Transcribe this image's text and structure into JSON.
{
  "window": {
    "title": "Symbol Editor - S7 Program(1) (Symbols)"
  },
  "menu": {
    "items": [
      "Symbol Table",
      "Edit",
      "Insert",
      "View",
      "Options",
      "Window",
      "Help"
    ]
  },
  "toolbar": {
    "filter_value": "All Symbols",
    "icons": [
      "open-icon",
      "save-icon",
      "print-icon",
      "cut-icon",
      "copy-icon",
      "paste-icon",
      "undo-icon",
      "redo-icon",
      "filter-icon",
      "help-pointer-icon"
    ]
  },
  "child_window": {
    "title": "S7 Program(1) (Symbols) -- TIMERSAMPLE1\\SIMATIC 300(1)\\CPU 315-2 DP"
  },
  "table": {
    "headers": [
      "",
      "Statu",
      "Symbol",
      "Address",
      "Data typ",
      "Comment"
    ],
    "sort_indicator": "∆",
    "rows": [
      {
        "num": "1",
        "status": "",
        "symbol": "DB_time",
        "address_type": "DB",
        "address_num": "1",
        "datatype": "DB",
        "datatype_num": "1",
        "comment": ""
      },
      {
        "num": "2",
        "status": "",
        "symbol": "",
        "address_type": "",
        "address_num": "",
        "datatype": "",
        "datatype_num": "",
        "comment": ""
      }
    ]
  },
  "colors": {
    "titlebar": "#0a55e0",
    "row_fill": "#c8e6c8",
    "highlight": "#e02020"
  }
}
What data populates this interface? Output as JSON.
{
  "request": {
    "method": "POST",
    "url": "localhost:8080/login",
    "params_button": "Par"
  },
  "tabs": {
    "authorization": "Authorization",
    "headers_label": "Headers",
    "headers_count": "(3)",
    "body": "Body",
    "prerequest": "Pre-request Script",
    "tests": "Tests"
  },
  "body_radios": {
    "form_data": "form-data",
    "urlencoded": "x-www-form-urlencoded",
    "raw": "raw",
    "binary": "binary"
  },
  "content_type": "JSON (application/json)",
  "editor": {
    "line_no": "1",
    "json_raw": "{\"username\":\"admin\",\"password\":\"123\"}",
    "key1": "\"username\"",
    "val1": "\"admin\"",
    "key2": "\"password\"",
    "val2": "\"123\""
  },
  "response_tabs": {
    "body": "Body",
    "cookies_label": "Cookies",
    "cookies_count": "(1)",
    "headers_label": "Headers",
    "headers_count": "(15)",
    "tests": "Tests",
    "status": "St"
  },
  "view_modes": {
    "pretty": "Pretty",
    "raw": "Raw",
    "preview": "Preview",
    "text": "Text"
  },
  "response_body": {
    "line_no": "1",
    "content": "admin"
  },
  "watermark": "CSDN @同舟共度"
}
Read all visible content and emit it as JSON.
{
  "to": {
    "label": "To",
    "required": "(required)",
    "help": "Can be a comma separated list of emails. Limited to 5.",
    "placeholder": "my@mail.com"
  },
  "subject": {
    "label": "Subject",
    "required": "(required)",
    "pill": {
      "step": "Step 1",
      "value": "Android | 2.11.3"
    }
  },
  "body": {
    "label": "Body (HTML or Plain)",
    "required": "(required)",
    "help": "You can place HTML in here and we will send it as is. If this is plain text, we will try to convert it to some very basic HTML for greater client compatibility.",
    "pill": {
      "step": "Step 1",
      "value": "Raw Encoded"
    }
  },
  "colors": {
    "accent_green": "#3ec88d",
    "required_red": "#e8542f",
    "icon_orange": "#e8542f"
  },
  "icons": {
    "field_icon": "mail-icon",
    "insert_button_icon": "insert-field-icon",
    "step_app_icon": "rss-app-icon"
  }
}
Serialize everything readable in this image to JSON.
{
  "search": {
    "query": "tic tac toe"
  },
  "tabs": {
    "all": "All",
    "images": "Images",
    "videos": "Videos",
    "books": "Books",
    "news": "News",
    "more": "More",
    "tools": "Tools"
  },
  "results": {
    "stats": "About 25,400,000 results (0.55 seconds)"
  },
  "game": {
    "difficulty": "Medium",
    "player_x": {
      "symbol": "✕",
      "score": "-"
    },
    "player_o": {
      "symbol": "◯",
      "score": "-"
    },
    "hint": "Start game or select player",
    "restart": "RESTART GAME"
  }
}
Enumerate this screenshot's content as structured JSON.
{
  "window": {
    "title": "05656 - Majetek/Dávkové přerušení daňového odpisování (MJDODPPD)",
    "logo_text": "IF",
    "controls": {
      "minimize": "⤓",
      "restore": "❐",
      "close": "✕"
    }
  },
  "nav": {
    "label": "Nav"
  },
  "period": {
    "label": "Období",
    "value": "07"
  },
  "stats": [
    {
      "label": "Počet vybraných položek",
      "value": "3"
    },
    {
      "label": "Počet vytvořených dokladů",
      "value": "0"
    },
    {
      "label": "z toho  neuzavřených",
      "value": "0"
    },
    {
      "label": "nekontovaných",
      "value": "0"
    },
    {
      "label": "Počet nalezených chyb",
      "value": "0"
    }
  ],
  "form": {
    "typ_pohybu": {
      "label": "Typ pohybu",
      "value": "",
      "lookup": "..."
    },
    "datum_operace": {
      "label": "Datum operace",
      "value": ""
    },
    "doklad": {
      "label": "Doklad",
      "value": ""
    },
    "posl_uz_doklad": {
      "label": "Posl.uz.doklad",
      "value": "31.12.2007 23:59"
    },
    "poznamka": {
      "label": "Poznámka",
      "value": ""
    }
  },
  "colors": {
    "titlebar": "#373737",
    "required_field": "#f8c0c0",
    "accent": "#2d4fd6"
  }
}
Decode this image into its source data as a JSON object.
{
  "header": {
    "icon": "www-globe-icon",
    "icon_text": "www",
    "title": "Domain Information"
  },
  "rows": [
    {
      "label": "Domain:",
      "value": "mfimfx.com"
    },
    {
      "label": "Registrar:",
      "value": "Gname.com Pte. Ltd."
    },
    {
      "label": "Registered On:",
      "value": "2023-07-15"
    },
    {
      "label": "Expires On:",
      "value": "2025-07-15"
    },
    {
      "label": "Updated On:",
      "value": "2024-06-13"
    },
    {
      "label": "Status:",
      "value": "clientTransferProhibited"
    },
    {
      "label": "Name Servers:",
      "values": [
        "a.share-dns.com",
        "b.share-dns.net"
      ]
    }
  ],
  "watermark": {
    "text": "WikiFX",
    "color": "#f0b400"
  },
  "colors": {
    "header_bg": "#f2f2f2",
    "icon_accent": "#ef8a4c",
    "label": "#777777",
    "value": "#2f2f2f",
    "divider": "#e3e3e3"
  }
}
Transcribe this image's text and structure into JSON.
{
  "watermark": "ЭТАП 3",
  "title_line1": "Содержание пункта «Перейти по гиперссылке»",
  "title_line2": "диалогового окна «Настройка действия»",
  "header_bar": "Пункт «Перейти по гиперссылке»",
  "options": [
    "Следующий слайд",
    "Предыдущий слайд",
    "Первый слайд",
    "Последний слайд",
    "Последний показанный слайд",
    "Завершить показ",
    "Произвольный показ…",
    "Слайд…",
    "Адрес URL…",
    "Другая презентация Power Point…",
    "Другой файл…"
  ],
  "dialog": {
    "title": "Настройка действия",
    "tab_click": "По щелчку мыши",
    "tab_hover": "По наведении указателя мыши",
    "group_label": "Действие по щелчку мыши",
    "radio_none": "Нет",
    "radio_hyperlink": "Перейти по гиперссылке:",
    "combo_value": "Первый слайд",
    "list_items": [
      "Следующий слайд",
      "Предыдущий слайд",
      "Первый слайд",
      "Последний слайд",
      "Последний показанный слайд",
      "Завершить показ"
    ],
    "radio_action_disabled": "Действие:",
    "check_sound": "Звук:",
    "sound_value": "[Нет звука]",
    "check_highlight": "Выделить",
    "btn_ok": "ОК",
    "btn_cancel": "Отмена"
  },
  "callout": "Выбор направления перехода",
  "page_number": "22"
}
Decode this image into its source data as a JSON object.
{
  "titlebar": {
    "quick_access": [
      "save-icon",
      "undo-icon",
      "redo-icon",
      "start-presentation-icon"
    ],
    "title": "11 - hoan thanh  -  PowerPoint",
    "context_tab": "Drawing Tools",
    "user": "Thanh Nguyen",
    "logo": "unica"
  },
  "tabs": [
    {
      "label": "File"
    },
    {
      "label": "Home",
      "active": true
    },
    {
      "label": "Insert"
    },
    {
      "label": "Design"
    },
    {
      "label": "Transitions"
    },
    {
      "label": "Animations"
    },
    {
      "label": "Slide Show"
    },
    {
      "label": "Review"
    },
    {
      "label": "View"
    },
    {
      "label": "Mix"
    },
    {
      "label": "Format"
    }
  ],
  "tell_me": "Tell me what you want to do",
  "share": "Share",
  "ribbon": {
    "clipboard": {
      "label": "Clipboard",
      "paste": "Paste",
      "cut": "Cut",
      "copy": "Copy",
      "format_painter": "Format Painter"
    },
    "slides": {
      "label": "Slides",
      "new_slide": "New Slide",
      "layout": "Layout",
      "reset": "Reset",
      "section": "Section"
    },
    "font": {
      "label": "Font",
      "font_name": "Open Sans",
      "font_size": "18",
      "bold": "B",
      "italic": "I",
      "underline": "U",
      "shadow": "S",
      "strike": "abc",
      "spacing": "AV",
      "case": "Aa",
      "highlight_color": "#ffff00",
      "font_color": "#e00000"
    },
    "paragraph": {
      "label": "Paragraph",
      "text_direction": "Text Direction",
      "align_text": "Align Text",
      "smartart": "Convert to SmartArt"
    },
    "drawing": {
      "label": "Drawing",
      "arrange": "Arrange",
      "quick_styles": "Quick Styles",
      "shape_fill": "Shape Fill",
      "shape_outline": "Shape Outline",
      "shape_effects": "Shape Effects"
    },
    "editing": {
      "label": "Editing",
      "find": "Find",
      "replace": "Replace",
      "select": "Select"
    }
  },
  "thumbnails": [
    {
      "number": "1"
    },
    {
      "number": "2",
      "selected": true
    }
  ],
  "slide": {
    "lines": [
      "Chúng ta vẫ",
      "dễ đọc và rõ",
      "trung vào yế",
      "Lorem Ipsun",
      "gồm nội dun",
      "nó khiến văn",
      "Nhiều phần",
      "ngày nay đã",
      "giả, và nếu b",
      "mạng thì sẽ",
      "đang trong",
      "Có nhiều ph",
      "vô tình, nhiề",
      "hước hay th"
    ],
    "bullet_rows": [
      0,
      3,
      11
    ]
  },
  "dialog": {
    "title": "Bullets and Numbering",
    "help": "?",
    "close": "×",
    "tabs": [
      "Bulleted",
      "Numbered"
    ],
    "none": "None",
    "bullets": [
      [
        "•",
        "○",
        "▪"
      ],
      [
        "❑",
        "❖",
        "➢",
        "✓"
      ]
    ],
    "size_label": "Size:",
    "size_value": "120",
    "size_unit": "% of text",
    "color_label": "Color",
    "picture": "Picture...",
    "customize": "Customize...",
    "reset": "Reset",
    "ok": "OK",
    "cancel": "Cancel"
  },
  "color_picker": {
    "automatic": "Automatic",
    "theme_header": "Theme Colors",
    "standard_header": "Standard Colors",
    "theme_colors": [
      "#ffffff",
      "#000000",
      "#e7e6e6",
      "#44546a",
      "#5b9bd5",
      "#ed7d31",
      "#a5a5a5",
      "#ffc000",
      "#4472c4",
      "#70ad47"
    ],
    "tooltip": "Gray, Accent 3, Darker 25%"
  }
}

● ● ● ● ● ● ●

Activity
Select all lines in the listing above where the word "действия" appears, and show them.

The completed task
  "title_line2": "диалогового окна «Настройка действия»",
    "title": "Настройка действия",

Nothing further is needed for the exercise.